Sri Lankan PM: Economy has collapsed
The Island is facing its worst-ever economic crisis.
Sri Lanka's debt-ridden economy has "collapsed" following months of food, gasoline, and energy shortages, the prime minister told parliament, emphasizing the country's precarious predicament as it seeks assistance from foreign lenders.
Sri Lanka is experiencing its worst economic crisis, with the country unable to import basic necessities, most notably food, fuel, and medicines.
Ranil Wickremesinghe told parliament that the South Asian country is in a "far more serious situation" than only food shortages, and he warned of a "possible fall to rock bottom."
On Wednesday, he said, "Our economy has completely collapsed."
His remarks appeared to be meant to emphasize to critics and opposition politicians that he has inherited a difficult challenge that would take time to resolve.
Anit Mukherjee, a policy fellow and economist at the Center for Global Development in Washington, stated the PM was "setting expectations really, really low."
The Sri Lankan economy is collapsing under the weight of massive debts, reduced tourism earnings, and other pandemic-related repercussions, as well as rising commodity prices. As a result, the country is on the verge of bankruptcy, with little money to import fuel, milk, cooking gas, and toilet paper.
Lawmakers from the two main opposition parties are boycotting parliament this week in protest of Wickremesinghe, who became Prime Minister and Finance Minister a little over a month ago, for failing to deliver on his promises to turn the economy around.
Wickremesinghe stated that due to a large debt owed by its petroleum firm, Sri Lanka is unable to acquire foreign fuel.
Days ago, Sri Lankan officials reported that the military opened fire to quell rioting at a fuel station, as unprecedented lines for petrol and diesel formed across the bankrupt country.
The country's 22 million people have been suffering from acute shortages and long lines for scarce supplies, while President Gotabaya Rajapaksa has resisted calls to resign over mismanagement for months.
In addition, the country is experiencing record-high inflation and lengthy power outages, all of which have contributed to months of protests.

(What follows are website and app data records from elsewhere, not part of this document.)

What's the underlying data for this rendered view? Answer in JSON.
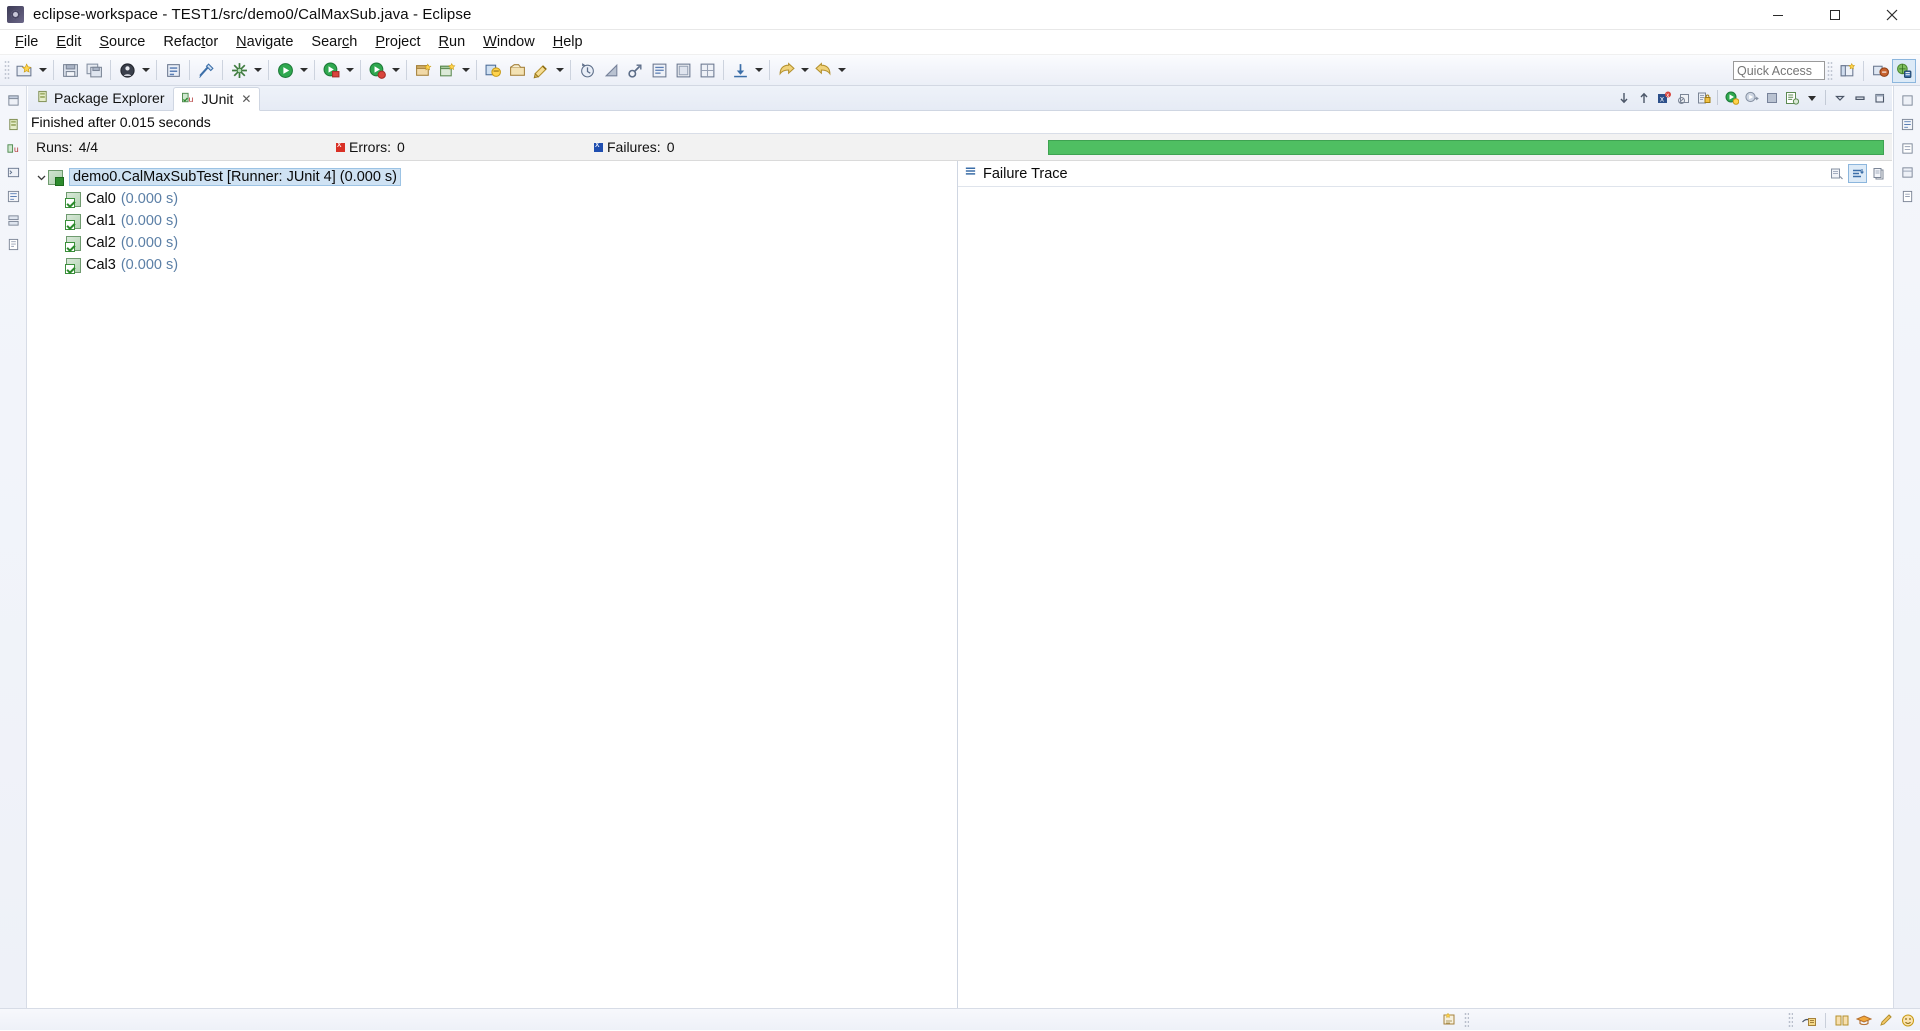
{
  "window": {
    "title": "eclipse-workspace - TEST1/src/demo0/CalMaxSub.java - Eclipse",
    "app_icon": "eclipse-icon",
    "minimize_label": "Minimize",
    "maximize_label": "Maximize",
    "close_label": "Close"
  },
  "menubar": {
    "items": [
      {
        "label": "File",
        "mnemonic": "F"
      },
      {
        "label": "Edit",
        "mnemonic": "E"
      },
      {
        "label": "Source",
        "mnemonic": "S"
      },
      {
        "label": "Refactor",
        "mnemonic": "t"
      },
      {
        "label": "Navigate",
        "mnemonic": "N"
      },
      {
        "label": "Search",
        "mnemonic": "c"
      },
      {
        "label": "Project",
        "mnemonic": "P"
      },
      {
        "label": "Run",
        "mnemonic": "R"
      },
      {
        "label": "Window",
        "mnemonic": "W"
      },
      {
        "label": "Help",
        "mnemonic": "H"
      }
    ]
  },
  "toolbar": {
    "groups": [
      {
        "buttons": [
          {
            "icon": "new-wizard-icon",
            "dropdown": true
          }
        ]
      },
      {
        "buttons": [
          {
            "icon": "save-icon",
            "dropdown": false
          },
          {
            "icon": "save-all-icon",
            "dropdown": false
          }
        ]
      },
      {
        "buttons": [
          {
            "icon": "debug-icon",
            "dropdown": true
          }
        ]
      },
      {
        "buttons": [
          {
            "icon": "new-java-class-icon",
            "dropdown": false
          }
        ]
      },
      {
        "buttons": [
          {
            "icon": "toggle-mark-occurrences-icon",
            "dropdown": false
          }
        ]
      },
      {
        "buttons": [
          {
            "icon": "external-tools-icon",
            "dropdown": true
          }
        ]
      },
      {
        "buttons": [
          {
            "icon": "run-last-tool-icon",
            "dropdown": true
          },
          {
            "icon": "debug-last-icon",
            "dropdown": true
          },
          {
            "icon": "run-icon",
            "dropdown": true
          }
        ]
      },
      {
        "buttons": [
          {
            "icon": "new-java-project-icon",
            "dropdown": false
          },
          {
            "icon": "new-package-icon",
            "dropdown": true
          }
        ]
      },
      {
        "buttons": [
          {
            "icon": "open-type-icon",
            "dropdown": false
          },
          {
            "icon": "open-task-icon",
            "dropdown": false
          },
          {
            "icon": "search-icon",
            "dropdown": true
          }
        ]
      },
      {
        "buttons": [
          {
            "icon": "history-icon",
            "dropdown": false
          },
          {
            "icon": "pin-editor-icon",
            "dropdown": false
          },
          {
            "icon": "link-icon",
            "dropdown": false
          },
          {
            "icon": "editor-outline-icon",
            "dropdown": false
          },
          {
            "icon": "ruler-icon",
            "dropdown": false
          },
          {
            "icon": "grid-icon",
            "dropdown": false
          }
        ]
      },
      {
        "buttons": [
          {
            "icon": "download-icon",
            "dropdown": true
          }
        ]
      },
      {
        "buttons": [
          {
            "icon": "back-nav-icon",
            "dropdown": true
          },
          {
            "icon": "forward-nav-icon",
            "dropdown": true
          }
        ]
      }
    ],
    "quick_access_placeholder": "Quick Access",
    "perspective_buttons": [
      {
        "icon": "open-perspective-icon"
      },
      {
        "icon": "java-perspective-icon"
      },
      {
        "icon": "java-ee-perspective-icon"
      }
    ]
  },
  "junit_view": {
    "tabs": [
      {
        "label": "Package Explorer",
        "icon": "package-explorer-icon",
        "active": false,
        "closable": false
      },
      {
        "label": "JUnit",
        "icon": "junit-icon",
        "active": true,
        "closable": true
      }
    ],
    "view_toolbar": [
      {
        "icon": "next-failure-icon"
      },
      {
        "icon": "previous-failure-icon"
      },
      {
        "icon": "show-failures-only-icon"
      },
      {
        "icon": "show-ignored-icon"
      },
      {
        "icon": "scroll-lock-icon"
      },
      {
        "icon": "rerun-test-icon"
      },
      {
        "icon": "rerun-failed-icon"
      },
      {
        "icon": "stop-icon"
      },
      {
        "icon": "test-run-history-icon"
      },
      {
        "icon": "view-menu-icon"
      },
      {
        "icon": "minimize-view-icon"
      },
      {
        "icon": "maximize-view-icon"
      }
    ],
    "status_text": "Finished after 0.015 seconds",
    "counters": {
      "runs_label": "Runs:",
      "runs_value": "4/4",
      "errors_label": "Errors:",
      "errors_value": "0",
      "failures_label": "Failures:",
      "failures_value": "0",
      "progress_color": "#4fbf62",
      "progress_percent": 100
    },
    "tree": {
      "root": {
        "label": "demo0.CalMaxSubTest [Runner: JUnit 4]",
        "time": "(0.000 s)",
        "expanded": true,
        "selected": true,
        "icon": "test-suite-passed-icon"
      },
      "children": [
        {
          "label": "Cal0",
          "time": "(0.000 s)",
          "icon": "test-case-passed-icon"
        },
        {
          "label": "Cal1",
          "time": "(0.000 s)",
          "icon": "test-case-passed-icon"
        },
        {
          "label": "Cal2",
          "time": "(0.000 s)",
          "icon": "test-case-passed-icon"
        },
        {
          "label": "Cal3",
          "time": "(0.000 s)",
          "icon": "test-case-passed-icon"
        }
      ]
    },
    "failure_trace": {
      "title": "Failure Trace",
      "icon": "failure-trace-icon",
      "content": "",
      "tools": [
        {
          "icon": "compare-result-icon"
        },
        {
          "icon": "filter-stack-trace-icon"
        },
        {
          "icon": "copy-trace-icon"
        }
      ]
    }
  },
  "left_rail": {
    "icons": [
      "restore-icon",
      "package-explorer-min-icon",
      "junit-min-icon",
      "console-icon",
      "outline-icon",
      "servers-icon",
      "task-list-icon"
    ]
  },
  "right_rail": {
    "icons": [
      "maximize-rail-icon",
      "outline-rail-icon",
      "task-rail-icon",
      "properties-rail-icon",
      "snippets-rail-icon"
    ]
  },
  "statusbar": {
    "left_icons": [
      "smart-insert-icon"
    ],
    "right_icons": [
      "writable-icon",
      "book-icon",
      "graduation-icon",
      "pencil-icon",
      "smiley-icon"
    ]
  },
  "colors": {
    "pass_green": "#4fbf62",
    "selection_blue": "#cfe2f3",
    "error_red": "#d93025",
    "failure_blue": "#1f4eb0",
    "time_text": "#5b7fa6"
  }
}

It has also defaulted on its $51 billion foreign debt in April and is negotiating a bailout with the International Monetary Fund.